May 30, 2008 — -- In what seems to be the twilight of her campaign, a number of Sen. Hillary Clinton's supporters are saying that sexism helped torpedo her bid for president.
It's a sentiment that has been voiced by the Democratic candidate and her husband.
"Nobody told Ted Kennedy he should drop out in 1980. Nobody told Jesse Jackson he should drop out in 1988," former President Bill Clinton said in a May 25 speech. "Nobody told the people who ran against me in 1992 that they had to drop out. This is really interesting. Why are they doing this?"
And in a May 18 interview with WashingtonPost.com, Hillary Clinton herself said "so much of what has occurred that has been very sexist."
Women, especially, are debating the impact of sexism on Clinton's campaign.
Organizations like the National Organization for Women and many female writers and bloggers say Clinton's campaign has brought latent gender bias out of the closet.

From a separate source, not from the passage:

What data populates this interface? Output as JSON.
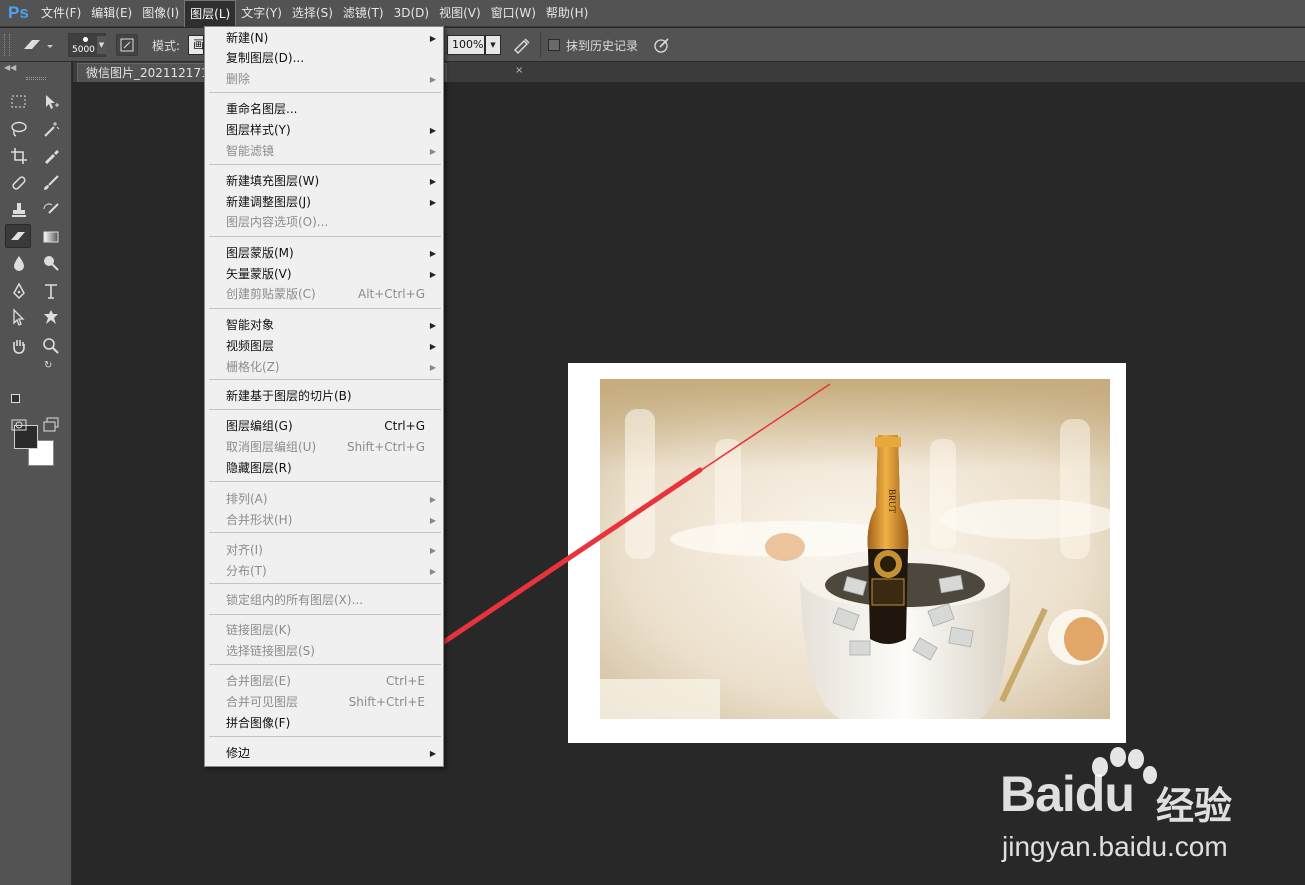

They point to a number of examples: Detractors can buy a Hillary Nutcracker with stainless-steel thighs online, or join the Facebook group called Hillary Clinton: Stop Running for President and Make Me a Sandwich.
When two men shouted "Iron my shirts!" at a Clinton campaign rally in New Hampshire, she shrugged it off, saying, "Ah, the remnants of sexism, alive and well."
On the other side, Wall Street Journal columnist Peggy Noonan calls the sexism charge "sissy, blame-gaming."
The Women's Media Center, which doesn't endorse a specific candidate, has put together a "greatest hits" video called Sexism Sells.
Press reports have frequently focused on Clinton's appearance, from her figure to her hair to her wide array of pantsuits. Many people have pointed out that male candidates don't face the same kind of scrutiny when it comes to their looks.
After Clinton appeared on his show "Hardball With Chris Matthews," Matthews said, "She was calm, she was charming, just to be cosmetic, her hair looked great."
When a particularly unflattering photo of Clinton appeared online and in a number of newspapers, conservative pundit Rush Limbaugh asked on his radio show, "Will Americans want to watch a woman get older before their eyes on a daily basis?"
Clinton is frequently portrayed as shrill, hard and strident instead of strong and aggressive, say supporters.
Conservative commentator Tucker Carlson took this jab at her: "When she comes on television, I involuntarily cross my legs."
ABC News asked Matthews and Carlson to comment, but they didn't respond. Only TV and radio host Glenn Beck would discuss his previous comments about Clinton.
On one of his radio shows, Beck said, "Excuse the expression, but this is the lady who is a stereotypical bitch, you know what I mean? She's a stereotypical, nagging … Know what I mean?"
Beck told ABC News that he meant the word more in reference to the stereotype than to Clinton herself.
"I hope I wouldn't call her that. Hope I've never called her that," he said, adding that he was "saying sounds like the stereotypical … Probably a better word would be 'nag.'"
"We were watching one of her interviews, or whatever she was doing, a speech. And she had that tone of voice. She just sounds like … I can't, because it sounds like my wife saying, 'Take out the garbage,'" said Beck.
Although she's a supporter of Sen. Barack Obama, feminist writer Naomi Wolf thinks Hillary is feeling unfair pressure.
"I never see a white man, you know, being bracketed as, 'How dare he dream, how dare he have this dream, how dare he take himself seriously, even if he is a way out there long shot,'" Wolf said.
Wolf also says, however, that Clinton accusing the media of sexism is self-defeating.
"When you are saying, 'I want to be the president of the United States of America,' what you have to also be telling the American people is 'I can handle anything,' and you can't expect fairness," Wolf said.